A misleading TV ad from Sen. Ted Cruz claims Rep. Beto O’Rourke “said crossing the border illegally should not be a crime.” O’Rourke wasn’t referring to all illegal border crossings. He said asylum-seekers who enter the country between official entry ports should not be prosecuted.
To support the claim, the Cruz campaign ad cites a Washington Examiner article that imprecisely paraphrased remarks O’Rourke made in an interview with HuffPost last month.
“These asylum-seekers — penniless, at wit’s end, after surviving three weeks on the road, very often with their children — then attempt to do what I think any human would do, which is to request asylum in between the ports of entry,” O’Rourke was quoted as saying in that interview. “We should not criminalize that.”
But the Examiner began its article by saying that “a trio of Democrats running for top offices in Texas,” including O’Rourke, “want to decriminalize unauthorized border crossings.” It wasn’t until later in its story that the Examiner mentioned O’Rourke was referring to asylum-seekers.
Unlike previous administrations, the Trump administration is now referring all illegal border crossings for criminal prosecution under a “zero tolerance policy” announced by Attorney General Jeff Sessions in April. That includes individuals who illegally enter the U.S. seeking asylum, a form of protection for those who can’t or won’t return to their home country because of persecution or a well-founded fear of persecution.
The ad, called “Deported,” first aired on Sept. 19. It starts by citing the headlines of news reports about three men who all committed violent acts against women after illegally reentering the U.S. after having been deported numerous times.
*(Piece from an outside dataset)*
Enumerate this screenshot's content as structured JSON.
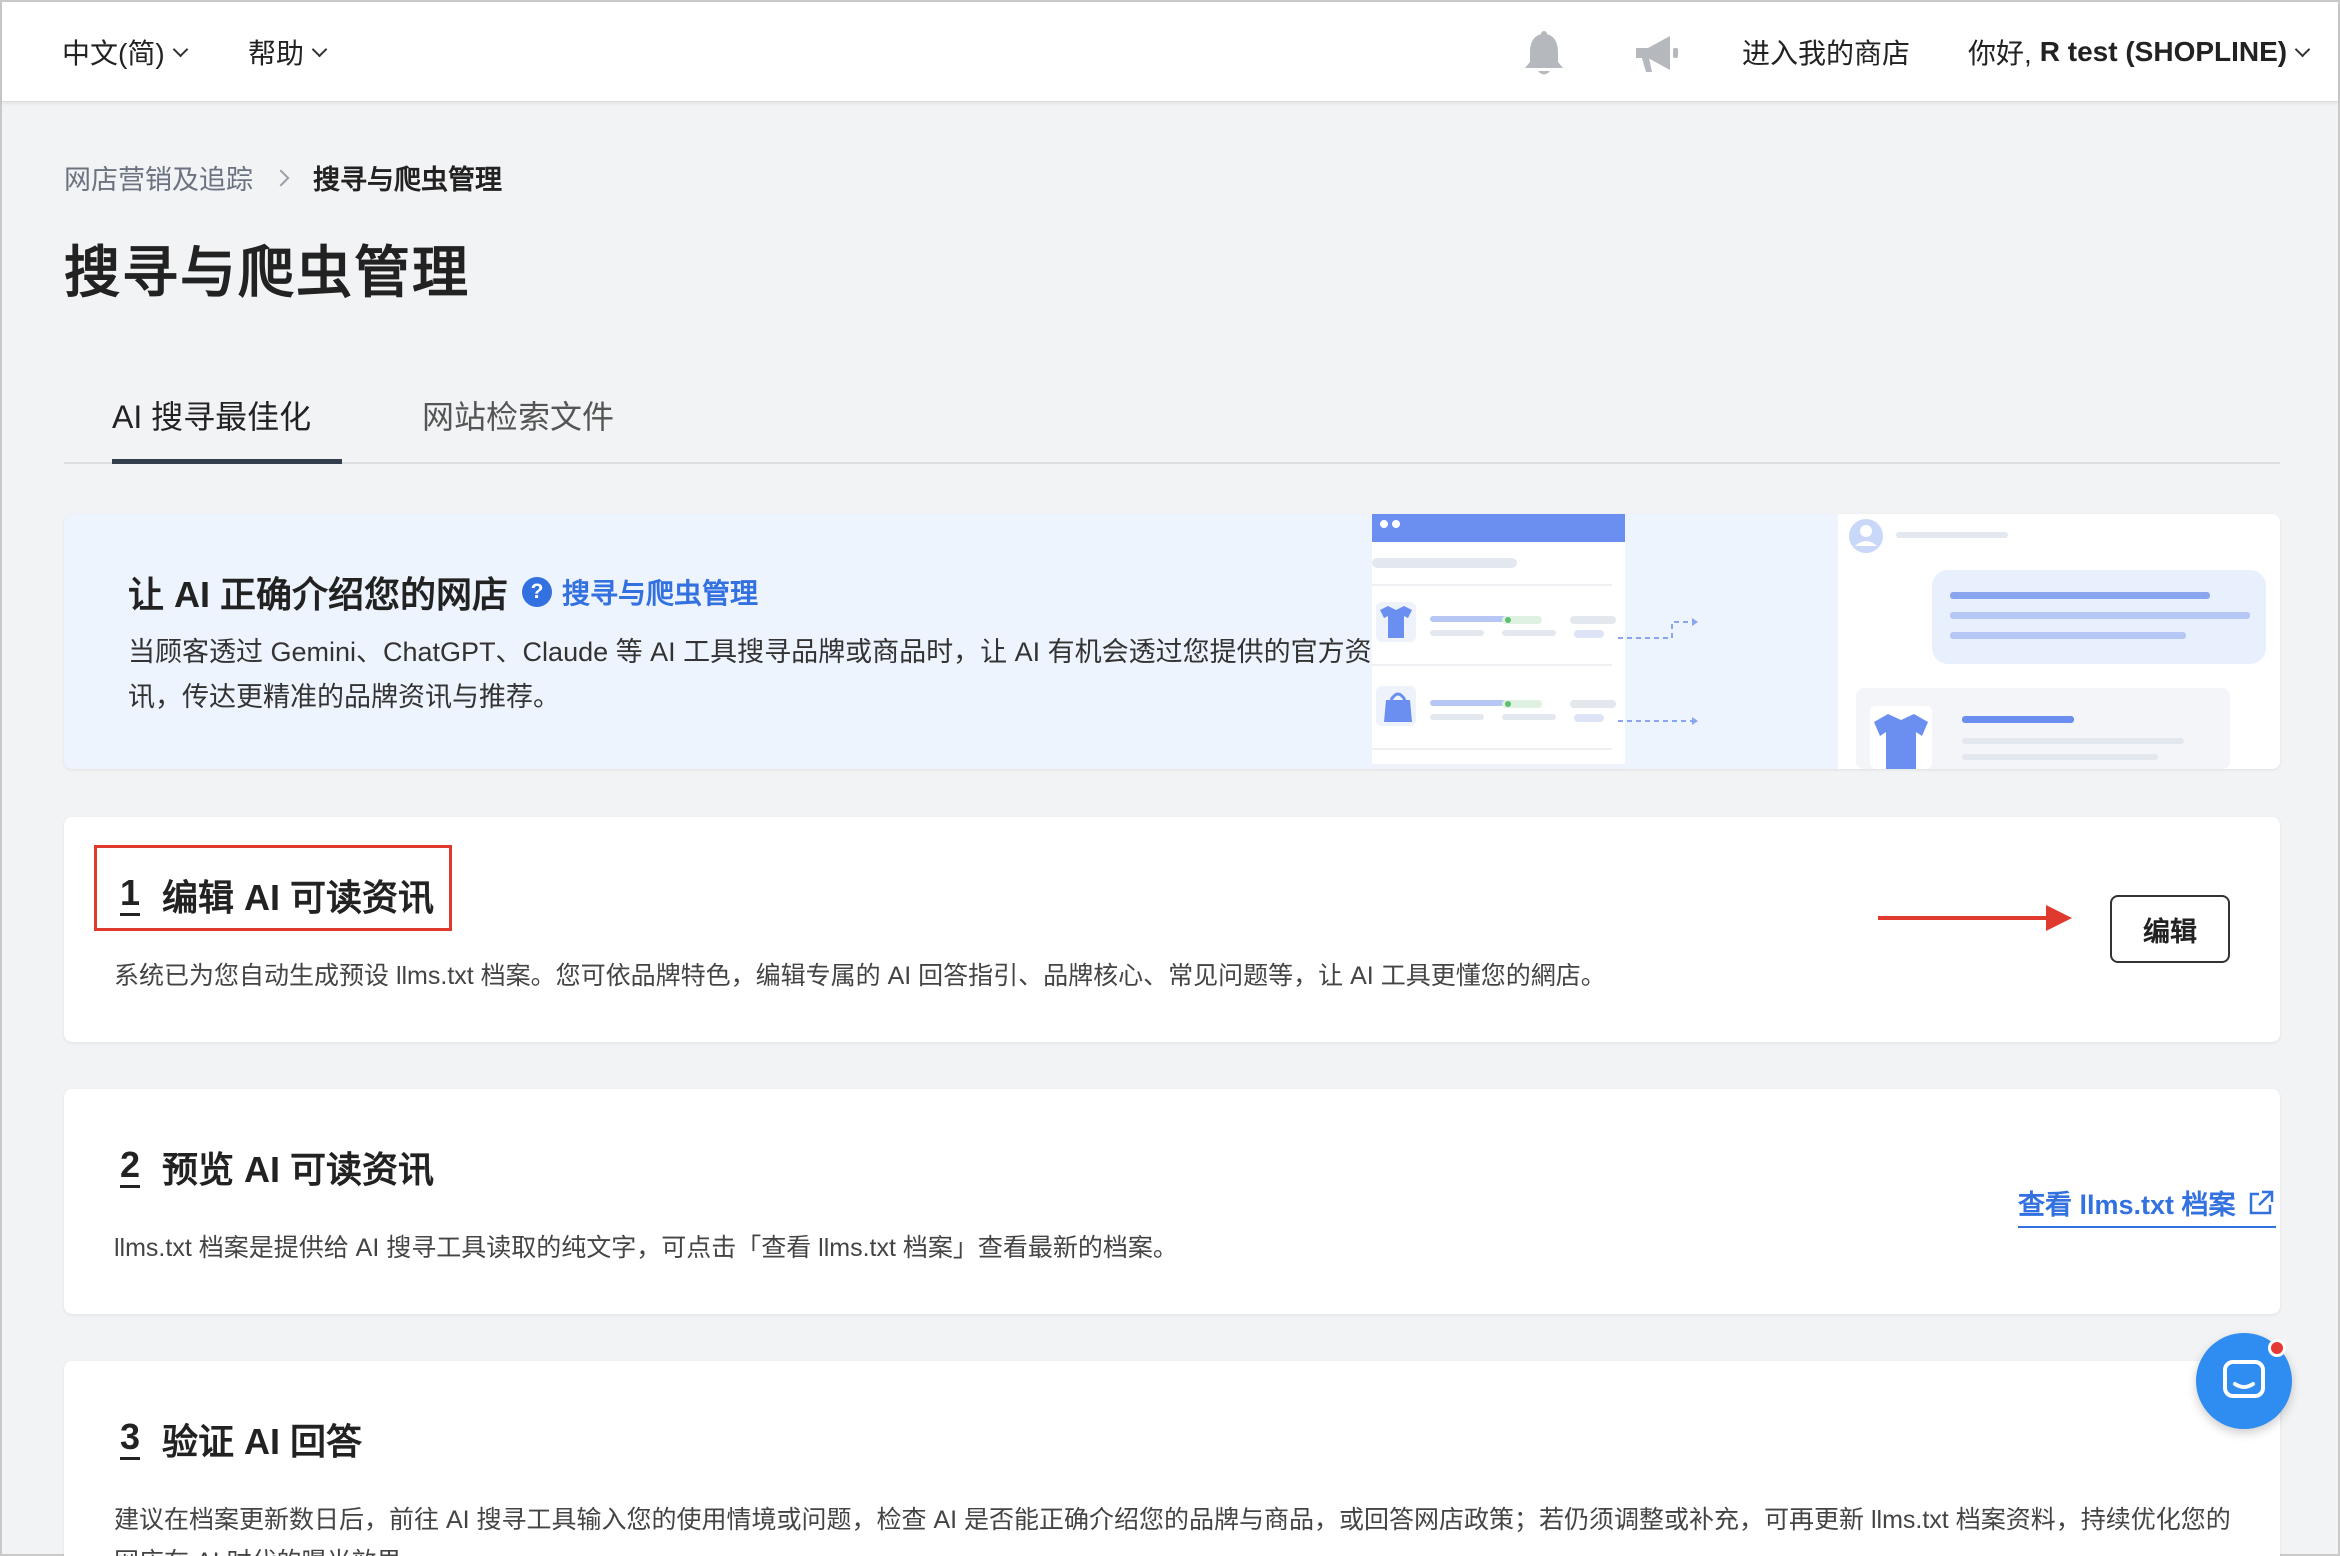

One of the men, Jose Ines Garcia Zarate, shot and killed Kate Steinle in California in 2015.
“Deported five times. Deported 11 times. Deported 20 times,” the ad’s narrator says about the men. “But Beto O’Rourke said crossing the border illegally should not be a crime, and said he’s quote ‘open to abolishing ICE.’”
O’Rourke’s comments on Immigration and Customs Enforcement are confusing. He said in June that he would be open to a “better way to enforce our immigration laws,” adding: “And if that involves doing away with this agency, giving that responsibility to somebody else, changing how this agency performs, I’m open to doing that.”
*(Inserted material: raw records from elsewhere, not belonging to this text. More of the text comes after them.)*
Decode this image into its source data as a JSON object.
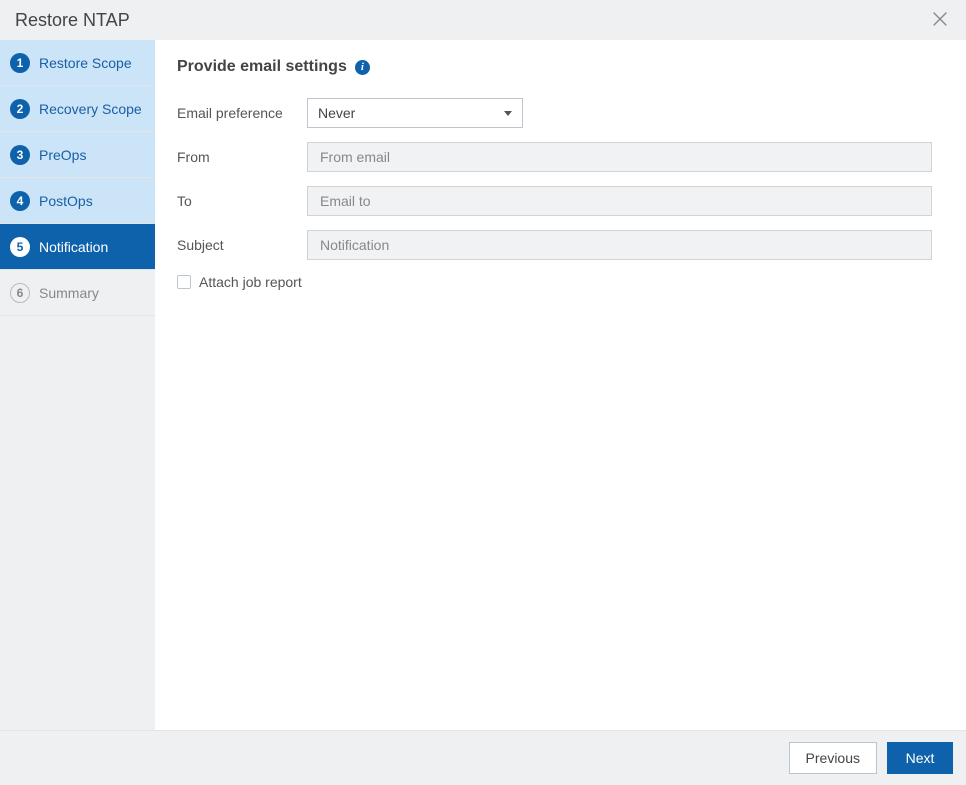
{
  "dialog": {
    "title": "Restore NTAP"
  },
  "sidebar": {
    "steps": [
      {
        "num": "1",
        "label": "Restore Scope",
        "state": "completed"
      },
      {
        "num": "2",
        "label": "Recovery Scope",
        "state": "completed"
      },
      {
        "num": "3",
        "label": "PreOps",
        "state": "completed"
      },
      {
        "num": "4",
        "label": "PostOps",
        "state": "completed"
      },
      {
        "num": "5",
        "label": "Notification",
        "state": "active"
      },
      {
        "num": "6",
        "label": "Summary",
        "state": "pending"
      }
    ]
  },
  "main": {
    "heading": "Provide email settings",
    "fields": {
      "emailPreference": {
        "label": "Email preference",
        "selected": "Never"
      },
      "from": {
        "label": "From",
        "placeholder": "From email",
        "value": ""
      },
      "to": {
        "label": "To",
        "placeholder": "Email to",
        "value": ""
      },
      "subject": {
        "label": "Subject",
        "placeholder": "Notification",
        "value": ""
      },
      "attachJobReport": {
        "label": "Attach job report",
        "checked": false
      }
    }
  },
  "footer": {
    "previous": "Previous",
    "next": "Next"
  }
}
But then when he was directly asked if he would abolish ICE, he said, “no.”
“I don’t know enough about how we would perform those same enforcement functions, if through another part of the Department of Homeland Security,” he said.
What O’Rourke did not say, as the Cruz campaign ad suggests, is that he’d be in favor of decriminalizing illegal immigration for all individuals.
The Washington Examiner article cited in the TV ad says that O’Rourke is one of three Democrats running in Texas who “want to decriminalize unauthorized border crossings.”
“U.S. Rep. Beto O’Rourke, who’s challenging Republican Sen. Ted Cruz for his Senate seat, gubernatorial candidate Lupe Valdez, and congressional candidate Veronica Escobar told HuffPost they are in favor of such a move, which the report says would be simpler to implement than abolishing Immigration and Customs Enforcement, as some Democrats have demanded,” the Examiner reported.
But HuffPost made clear that O’Rourke didn’t take the exact position as the other politicians. The article’s subheadline said: “Two top candidates say Congress should decriminalize unauthorized border crossings entirely, while aspiring U.S. Sen. Beto O’Rourke argues asylum-seekers should be exempted from illegal entry prosecution.”
And here’s how HuffPost later distinguished O’Rourke’s comments:
HuffPost, Aug. 23: O’Rourke, who has mounted a competitive campaign to oust Republican Sen. Ted Cruz from his seat, offered more cautious remarks, focusing primarily on the tens of thousands of mostly Central American asylum-seekers who have crossed into the U.S. in recent years. The Trump administration has repeatedly turned away migrant families seeking to enter the U.S. at legal ports of entry, O’Rourke noted.
Even the Examiner article — toward the end — went on to say that “O’Rourke said the U.S. ‘should not criminalize’ immigrants requesting asylum in between ports of entry.”
The Cruz ad also failed to mention that decriminalizing unauthorized entry would still leave officials the option of deporting violators by bringing civil charges.
“Treating unauthorized crossing as a civil violation allowed the government to deport unauthorized immigrants without spending huge sums on prosecuting and jailing migrants that U.S. officials planned to deport anyway,” HuffPost said.